Many hundreds of people have also reportedly seen werewolves, yes, werewolves. Now this stretches credibility a bit far, but many rational people around America have seen a large wolf-like creature that walks on two legs. I should know, I read a book on it. Theories range from an adapted form of wolf, to a spirit animal, and everything in between, however, one man was reportedly attacked by one, so you know, maybe it was a bear or something, but maybe, just maybe it was a werewolf?
Mokele Mbembee is a surviving dinosaur said to live in the Congo jungles. A creature feared by locals, it is said to upturn boats, drowning those inside. Usually described as a long necked type dinosaur, like an Apatosaurus, which was a herbivore, perhaps the Mokele Mbembee has adapted to feast on the flesh of drowning locals?
The Jersey Devil is said to haunt the Pine Barrens of New Jersey, and woe betide any traveler who meets this horrific creature on their journey.
The Thunderbird is from Native American legend, and is a beast who is said to bring thunder and storms. Even though this creature is firmly set in myth, people do report seeing gigantic birds in the skies of remote parts of America, and there have also been reports of such birds attacking people.

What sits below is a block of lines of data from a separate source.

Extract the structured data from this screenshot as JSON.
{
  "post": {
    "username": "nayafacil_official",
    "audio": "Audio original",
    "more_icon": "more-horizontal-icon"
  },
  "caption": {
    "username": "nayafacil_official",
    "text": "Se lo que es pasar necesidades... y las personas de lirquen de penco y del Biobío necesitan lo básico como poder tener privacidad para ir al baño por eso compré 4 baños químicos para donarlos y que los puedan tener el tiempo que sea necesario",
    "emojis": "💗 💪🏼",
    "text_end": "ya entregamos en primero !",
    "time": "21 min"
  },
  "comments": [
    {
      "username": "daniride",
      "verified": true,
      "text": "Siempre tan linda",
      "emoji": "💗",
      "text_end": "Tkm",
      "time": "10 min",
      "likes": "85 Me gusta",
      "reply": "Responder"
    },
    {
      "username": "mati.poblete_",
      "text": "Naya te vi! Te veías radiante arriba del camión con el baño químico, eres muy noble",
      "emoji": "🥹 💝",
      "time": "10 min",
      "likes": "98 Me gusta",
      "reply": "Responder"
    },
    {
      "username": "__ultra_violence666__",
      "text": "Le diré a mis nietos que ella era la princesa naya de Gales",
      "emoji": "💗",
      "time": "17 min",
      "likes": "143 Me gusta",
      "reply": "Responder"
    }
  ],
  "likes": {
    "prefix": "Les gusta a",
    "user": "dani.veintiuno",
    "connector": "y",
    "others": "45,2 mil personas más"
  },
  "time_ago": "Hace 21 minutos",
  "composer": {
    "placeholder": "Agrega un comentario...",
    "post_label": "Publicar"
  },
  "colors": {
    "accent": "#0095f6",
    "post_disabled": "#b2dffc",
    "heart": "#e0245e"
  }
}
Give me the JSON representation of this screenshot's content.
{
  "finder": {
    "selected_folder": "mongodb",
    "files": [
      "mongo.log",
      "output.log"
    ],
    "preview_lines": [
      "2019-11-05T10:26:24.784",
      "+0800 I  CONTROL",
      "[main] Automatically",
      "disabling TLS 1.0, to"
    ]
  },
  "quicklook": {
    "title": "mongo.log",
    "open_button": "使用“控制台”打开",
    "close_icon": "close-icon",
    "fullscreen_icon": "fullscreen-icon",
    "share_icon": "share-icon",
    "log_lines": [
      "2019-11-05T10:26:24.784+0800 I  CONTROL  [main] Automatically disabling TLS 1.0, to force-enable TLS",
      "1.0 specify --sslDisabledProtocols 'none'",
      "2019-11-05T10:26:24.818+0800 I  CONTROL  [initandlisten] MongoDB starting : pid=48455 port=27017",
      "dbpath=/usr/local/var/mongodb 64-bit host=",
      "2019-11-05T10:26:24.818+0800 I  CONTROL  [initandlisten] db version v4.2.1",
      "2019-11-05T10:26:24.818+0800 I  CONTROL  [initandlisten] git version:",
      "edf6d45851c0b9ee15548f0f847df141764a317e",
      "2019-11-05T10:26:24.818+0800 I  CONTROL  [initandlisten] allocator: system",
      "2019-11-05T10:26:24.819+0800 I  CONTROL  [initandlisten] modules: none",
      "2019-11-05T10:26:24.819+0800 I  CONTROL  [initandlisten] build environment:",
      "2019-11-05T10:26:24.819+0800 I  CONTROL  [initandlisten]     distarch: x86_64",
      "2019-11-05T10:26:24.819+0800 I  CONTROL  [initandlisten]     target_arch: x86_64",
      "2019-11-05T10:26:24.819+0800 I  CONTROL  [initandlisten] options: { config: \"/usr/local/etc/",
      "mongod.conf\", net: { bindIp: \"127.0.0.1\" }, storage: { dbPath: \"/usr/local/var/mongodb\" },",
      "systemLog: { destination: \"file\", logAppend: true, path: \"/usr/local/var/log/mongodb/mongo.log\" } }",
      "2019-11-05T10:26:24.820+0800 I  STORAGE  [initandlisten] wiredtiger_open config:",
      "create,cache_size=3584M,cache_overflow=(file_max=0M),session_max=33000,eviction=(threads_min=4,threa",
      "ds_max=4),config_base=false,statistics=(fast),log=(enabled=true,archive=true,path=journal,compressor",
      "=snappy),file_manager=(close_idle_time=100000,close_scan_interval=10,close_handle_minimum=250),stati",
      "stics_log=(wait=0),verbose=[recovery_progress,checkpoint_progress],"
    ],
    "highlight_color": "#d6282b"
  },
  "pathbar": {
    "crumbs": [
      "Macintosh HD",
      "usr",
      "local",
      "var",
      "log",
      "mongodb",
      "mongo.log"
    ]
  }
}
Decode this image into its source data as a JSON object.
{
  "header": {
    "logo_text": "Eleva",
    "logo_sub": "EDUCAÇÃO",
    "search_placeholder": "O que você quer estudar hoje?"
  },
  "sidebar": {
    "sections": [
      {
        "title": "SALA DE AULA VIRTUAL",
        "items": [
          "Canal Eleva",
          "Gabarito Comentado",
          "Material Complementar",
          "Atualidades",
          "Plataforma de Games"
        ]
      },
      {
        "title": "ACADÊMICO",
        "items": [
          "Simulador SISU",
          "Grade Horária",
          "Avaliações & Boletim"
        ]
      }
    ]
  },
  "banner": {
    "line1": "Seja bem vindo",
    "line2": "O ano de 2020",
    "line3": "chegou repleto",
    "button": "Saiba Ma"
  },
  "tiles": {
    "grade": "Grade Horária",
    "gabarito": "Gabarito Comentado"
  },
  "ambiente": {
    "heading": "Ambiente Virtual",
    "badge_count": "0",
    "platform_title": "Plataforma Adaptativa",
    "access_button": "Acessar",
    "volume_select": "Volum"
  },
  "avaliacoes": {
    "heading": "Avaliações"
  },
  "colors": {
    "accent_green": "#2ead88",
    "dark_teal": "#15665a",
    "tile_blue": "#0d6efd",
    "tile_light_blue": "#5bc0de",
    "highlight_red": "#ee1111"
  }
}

People also from time to time report seeing much larger versions of regular animals. One such example are wolves. From time to time people are reporting seeing wolves of gigantic size, wolves that bear a striking resemblance to Dire Wolves, a now extinct, (or is it?) species of wolf that hunted the American forests thousands of years ago. The Dire Wolf is strong, quick and fierce and is much bigger than any known wolf today, not the kind of creature you want to meet on your way to Grandmothers house…